* **WORK ITEM**:
Could you return all of the records exactly as they stand?

*** Block opens ***

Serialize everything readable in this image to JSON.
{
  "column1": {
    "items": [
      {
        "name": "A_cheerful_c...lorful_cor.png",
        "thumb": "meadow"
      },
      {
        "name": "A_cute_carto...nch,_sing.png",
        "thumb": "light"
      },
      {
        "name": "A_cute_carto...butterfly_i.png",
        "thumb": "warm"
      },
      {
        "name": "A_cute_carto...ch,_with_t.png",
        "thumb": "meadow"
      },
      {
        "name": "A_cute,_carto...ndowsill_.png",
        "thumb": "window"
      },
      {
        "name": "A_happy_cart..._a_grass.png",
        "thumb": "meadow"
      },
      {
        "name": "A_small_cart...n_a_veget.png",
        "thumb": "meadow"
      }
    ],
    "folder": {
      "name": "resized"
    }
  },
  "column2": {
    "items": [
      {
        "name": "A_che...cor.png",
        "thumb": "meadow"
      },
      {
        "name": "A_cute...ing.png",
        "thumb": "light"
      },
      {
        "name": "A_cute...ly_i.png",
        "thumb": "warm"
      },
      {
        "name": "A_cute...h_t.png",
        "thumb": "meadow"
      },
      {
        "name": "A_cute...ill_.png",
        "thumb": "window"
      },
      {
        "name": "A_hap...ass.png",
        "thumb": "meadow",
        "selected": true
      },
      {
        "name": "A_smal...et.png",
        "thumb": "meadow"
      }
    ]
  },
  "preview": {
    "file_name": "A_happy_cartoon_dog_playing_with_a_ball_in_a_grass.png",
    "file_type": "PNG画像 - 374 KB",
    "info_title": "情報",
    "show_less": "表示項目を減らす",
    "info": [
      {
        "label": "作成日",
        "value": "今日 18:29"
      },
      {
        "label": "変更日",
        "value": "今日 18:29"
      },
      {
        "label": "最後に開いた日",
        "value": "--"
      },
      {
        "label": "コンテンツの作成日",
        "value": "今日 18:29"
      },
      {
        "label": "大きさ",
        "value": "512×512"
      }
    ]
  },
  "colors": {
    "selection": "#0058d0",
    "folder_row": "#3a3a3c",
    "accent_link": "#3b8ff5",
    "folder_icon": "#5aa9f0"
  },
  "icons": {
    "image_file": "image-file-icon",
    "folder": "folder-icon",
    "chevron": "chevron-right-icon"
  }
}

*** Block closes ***

* **YOUR SOLUTION**:
Serialize everything readable in this image to JSON.
{
  "column1": {
    "items": [
      {
        "name": "A_cheerful_c...lorful_cor.png",
        "thumb": "meadow"
      },
      {
        "name": "A_cute_carto...nch,_sing.png",
        "thumb": "light"
      },
      {
        "name": "A_cute_carto...butterfly_i.png",
        "thumb": "warm"
      },
      {
        "name": "A_cute_carto...ch,_with_t.png",
        "thumb": "meadow"
      },
      {
        "name": "A_cute,_carto...ndowsill_.png",
        "thumb": "window"
      },
      {
        "name": "A_happy_cart..._a_grass.png",
        "thumb": "meadow"
      },
      {
        "name": "A_small_cart...n_a_veget.png",
        "thumb": "meadow"
      }
    ],
    "folder": {
      "name": "resized"
    }
  },
  "column2": {
    "items": [
      {
        "name": "A_che...cor.png",
        "thumb": "meadow"
      },
      {
        "name": "A_cute...ing.png",
        "thumb": "light"
      },
      {
        "name": "A_cute...ly_i.png",
        "thumb": "warm"
      },
      {
        "name": "A_cute...h_t.png",
        "thumb": "meadow"
      },
      {
        "name": "A_cute...ill_.png",
        "thumb": "window"
      },
      {
        "name": "A_hap...ass.png",
        "thumb": "meadow",
        "selected": true
      },
      {
        "name": "A_smal...et.png",
        "thumb": "meadow"
      }
    ]
  },
  "preview": {
    "file_name": "A_happy_cartoon_dog_playing_with_a_ball_in_a_grass.png",
    "file_type": "PNG画像 - 374 KB",
    "info_title": "情報",
    "show_less": "表示項目を減らす",
    "info": [
      {
        "label": "作成日",
        "value": "今日 18:29"
      },
      {
        "label": "変更日",
        "value": "今日 18:29"
      },
      {
        "label": "最後に開いた日",
        "value": "--"
      },
      {
        "label": "コンテンツの作成日",
        "value": "今日 18:29"
      },
      {
        "label": "大きさ",
        "value": "512×512"
      }
    ]
  },
  "colors": {
    "selection": "#0058d0",
    "folder_row": "#3a3a3c",
    "accent_link": "#3b8ff5",
    "folder_icon": "#5aa9f0"
  },
  "icons": {
    "image_file": "image-file-icon",
    "folder": "folder-icon",
    "chevron": "chevron-right-icon"
  }
}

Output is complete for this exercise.